Consultant nutritionist for British Horse Feeds, Dr Tom Shurlock, talks us through the signs of dehydration and how to test for dehydration. He also offers some tips on how to re-hydrate our horses and ponies effectively.
Possibly one of the most unnoticed disorders in the horse is dehydration. Obviously, after exercise, or on a hot day, we are aware that horses need extra water and a full drinker is always available. What may be less obvious is that horses, for whatever reason, may not be drinking enough.
Dehydration does not solely occur through water loss, mainly through the skin as sweat. If water intake is less than water loss, then dehydration occurs.
This balance may be affected by any number of factors. Obvious moisture loss is down to exercise, or a hot day but equally a cold day can have implications; the body responds to cold weather by reducing blood flow to the subcutaneous areas and this is accompanied by fluid loss via the urine. If the horse doesn’t increase fluid intake, dehydration can follow.
Other factors, such as stress, changes in routine or even diet can affect water intake and potentially cause the horse to be dehydrated.
We know how much a horse eats, whether it is in good condition, whether it finishes its haynets etc., but do we know how much water it takes in? With constant access to water, there shouldn’t be a problem, but we need to be aware of the tell-tale signs of dehydration.
These include lethargy, depression, dullness in the eyes, dry skin and mouth, thick and sticky saliva or dark looking urine.
Lethargy: Where behaviour is not normal, when the horse is dull and listless, or where its performance is below expectations, then the horse is lethargic.
Depression: Similar to lethargy but with the added symptom of being disinterested in normal routines. A lack of greeting, not wanting to be turned out, no interest in surroundings – all are signs of depression.
The other signs are self-explanatory, and are indicative of a more progressive dehydration.
How to test for Dehydration
Traditionally, there is the skin and the gums test. The former, also known as the pinch test, is simply a matter of pinching a fold of the skin ideally at the point of the shoulder, and seeing how long it takes to return to its original position.
The gum test is somewhat similar (and again assessed during the scientific trial). Check the gums; if they feel slimy, the horse is hydrated, if tacky then there is some dehydration. Press the gum to see how quickly the white indentation reverts back to pink normality (Capillary test). Over two seconds and there is likelihood that there is dehydration.
Having said all this, it is fairly safe to assume unless extreme circumstances occur that major dehydration is not an issue in everyday life. But even mild dehydration can causes metabolic issues, so keeping the horse fully hydrated is always the best policy. But sometimes providing a full bucket, or drinker, is not the best way forward.
Food for Thought and Hydration

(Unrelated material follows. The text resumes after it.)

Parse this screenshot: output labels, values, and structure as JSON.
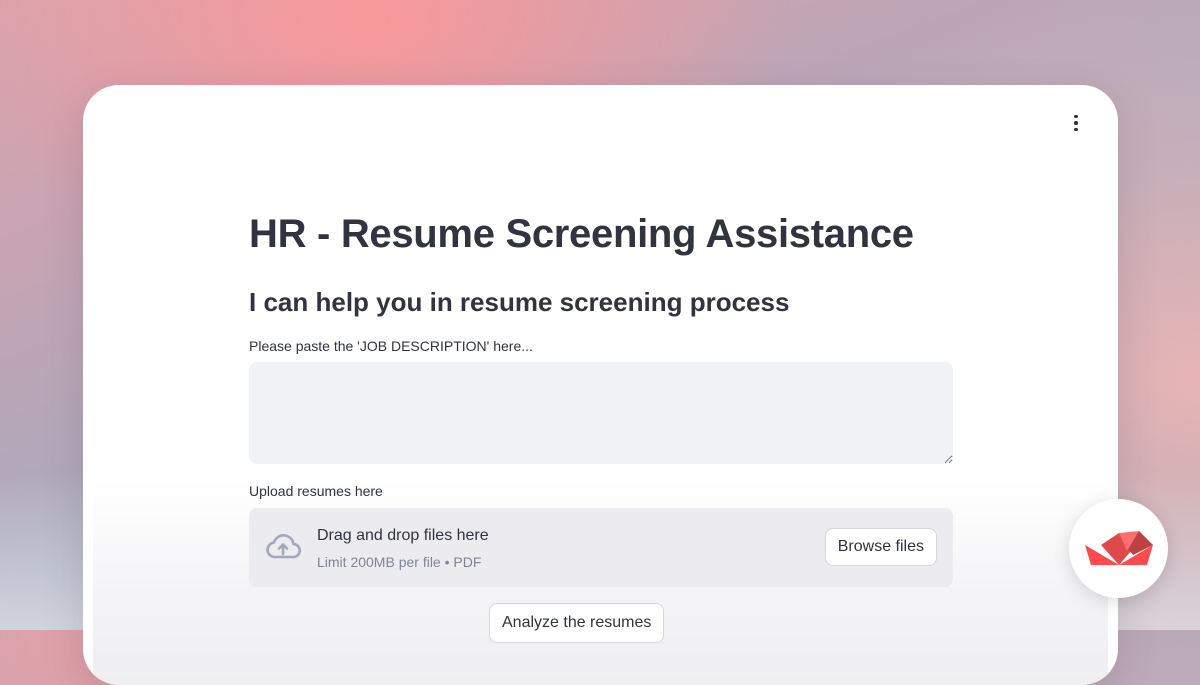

There are reports from racing stables that the first thing a returning racehorse does is eat, not drink. And there is another aspect of dehydration that has been scientifically investigated – sometimes dehydrated horses will not drink! And those that did may not have fully rehydrated.
Horses naturally eat wet feed; grass moisture can be as high as 80% and this is sufficient to keep a grazing animal hydrated. Conditions such as those already mentioned may increase a horse’s water needs, whilst others may depress water intake.

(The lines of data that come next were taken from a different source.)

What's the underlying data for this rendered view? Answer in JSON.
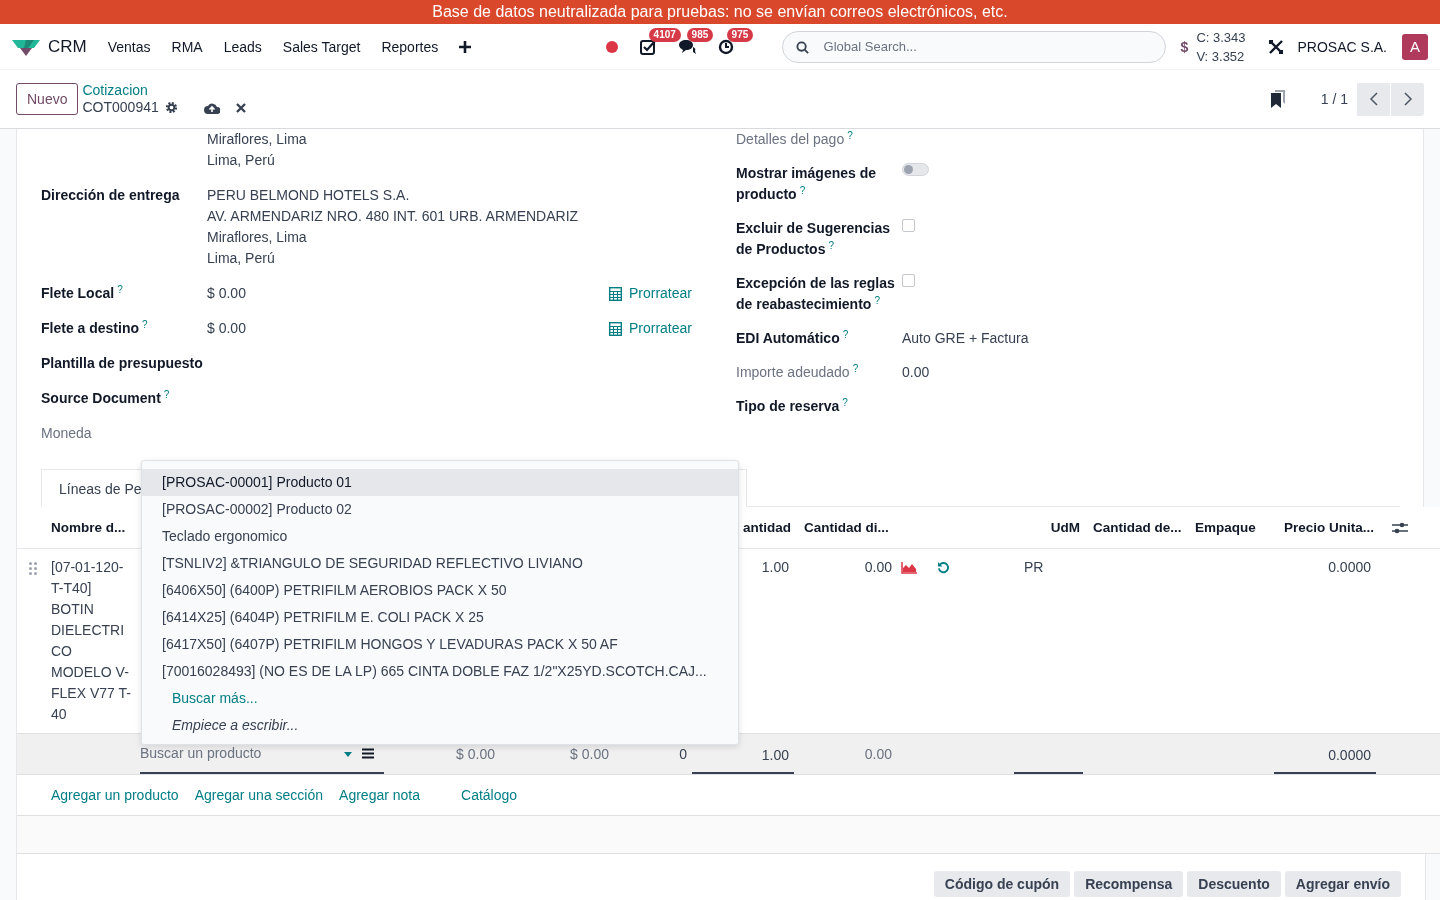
{
  "banner": "Base de datos neutralizada para pruebas: no se envían correos electrónicos, etc.",
  "navbar": {
    "app": "CRM",
    "menus": [
      "Ventas",
      "RMA",
      "Leads",
      "Sales Target",
      "Reportes"
    ],
    "badges": [
      {
        "kind": "activity",
        "count": "4107"
      },
      {
        "kind": "chat",
        "count": "985"
      },
      {
        "kind": "clock",
        "count": "975"
      }
    ],
    "search": {
      "placeholder": "Global Search..."
    },
    "currency_symbol": "$",
    "rates": [
      "C: 3.343",
      "V: 3.352"
    ],
    "company": "PROSAC S.A.",
    "avatar": "A"
  },
  "control_panel": {
    "new_button": "Nuevo",
    "breadcrumb": "Cotizacion",
    "record": "COT000941",
    "pager": "1 / 1"
  },
  "form": {
    "address_continuation": [
      "Miraflores, Lima",
      "Lima, Perú"
    ],
    "left_fields": [
      {
        "label": "Dirección de entrega",
        "muted": false,
        "lines": [
          "PERU BELMOND HOTELS S.A.",
          "AV. ARMENDARIZ NRO. 480 INT. 601 URB. ARMENDARIZ",
          "Miraflores, Lima",
          "Lima, Perú"
        ]
      },
      {
        "label": "Flete Local",
        "help": "?",
        "muted": false,
        "lines": [
          "$ 0.00"
        ],
        "action": "Prorratear"
      },
      {
        "label": "Flete a destino",
        "help": "?",
        "muted": false,
        "lines": [
          "$ 0.00"
        ],
        "action": "Prorratear"
      },
      {
        "label": "Plantilla de presupuesto",
        "muted": false
      },
      {
        "label": "Source Document",
        "help": "?",
        "muted": false
      },
      {
        "label": "Moneda",
        "muted": true
      }
    ],
    "right_fields": [
      {
        "kind": "none",
        "label": "Detalles del pago",
        "help": "?",
        "muted": true
      },
      {
        "kind": "toggle",
        "label": "Mostrar imágenes de producto",
        "help": "?",
        "muted": false,
        "on": false
      },
      {
        "kind": "checkbox",
        "label": "Excluir de Sugerencias de Productos",
        "help": "?",
        "muted": false,
        "checked": false
      },
      {
        "kind": "checkbox",
        "label": "Excepción de las reglas de reabastecimiento",
        "help": "?",
        "muted": false,
        "checked": false
      },
      {
        "kind": "text",
        "label": "EDI Automático",
        "help": "?",
        "muted": false,
        "value": "Auto GRE + Factura"
      },
      {
        "kind": "text",
        "label": "Importe adeudado",
        "help": "?",
        "muted": true,
        "value": "0.00"
      },
      {
        "kind": "none",
        "label": "Tipo de reserva",
        "help": "?",
        "muted": false
      }
    ]
  },
  "tabs": [
    {
      "label": "Líneas de Pe",
      "selected": true
    }
  ],
  "table": {
    "columns": [
      "Nombre d...",
      "antidad",
      "Cantidad di...",
      "UdM",
      "Cantidad de...",
      "Empaque",
      "Precio Unita..."
    ],
    "rows": [
      {
        "name": "[07-01-120-T-T40] BOTIN DIELECTRICO MODELO V-FLEX V77 T-40",
        "quantity": "1.00",
        "delivered": "0.00",
        "uom": "PR",
        "price": "0.0000"
      }
    ],
    "edit_row": {
      "placeholder": "Buscar un producto",
      "price_1": "$ 0.00",
      "price_2": "$ 0.00",
      "count": "0",
      "quantity": "1.00",
      "delivered": "0.00",
      "price": "0.0000"
    }
  },
  "dropdown": {
    "items": [
      {
        "label": "[PROSAC-00001] Producto 01",
        "selected": true
      },
      {
        "label": "[PROSAC-00002] Producto 02",
        "selected": false
      },
      {
        "label": "Teclado ergonomico",
        "selected": false
      },
      {
        "label": "[TSNLIV2] &TRIANGULO DE SEGURIDAD REFLECTIVO LIVIANO",
        "selected": false
      },
      {
        "label": "[6406X50] (6400P) PETRIFILM AEROBIOS PACK X 50",
        "selected": false
      },
      {
        "label": "[6414X25] (6404P) PETRIFILM E. COLI PACK X 25",
        "selected": false
      },
      {
        "label": "[6417X50] (6407P) PETRIFILM HONGOS Y LEVADURAS PACK X 50 AF",
        "selected": false
      },
      {
        "label": "[70016028493] (NO ES DE LA LP) 665 CINTA DOBLE FAZ 1/2\"X25YD.SCOTCH.CAJ...",
        "selected": false
      }
    ],
    "search_more": "Buscar más...",
    "hint": "Empiece a escribir..."
  },
  "add_links": [
    "Agregar un producto",
    "Agregar una sección",
    "Agregar nota",
    "Catálogo"
  ],
  "buttons": [
    "Código de cupón",
    "Recompensa",
    "Descuento",
    "Agregar envío"
  ]
}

For example, endurance races often have a situation where a resting horse declines water but will take a sloppy feed before resuming. Like those racehorses, the action of eating appears preferable to drinking; perhaps we should take this into consideration when rehydrating our horses.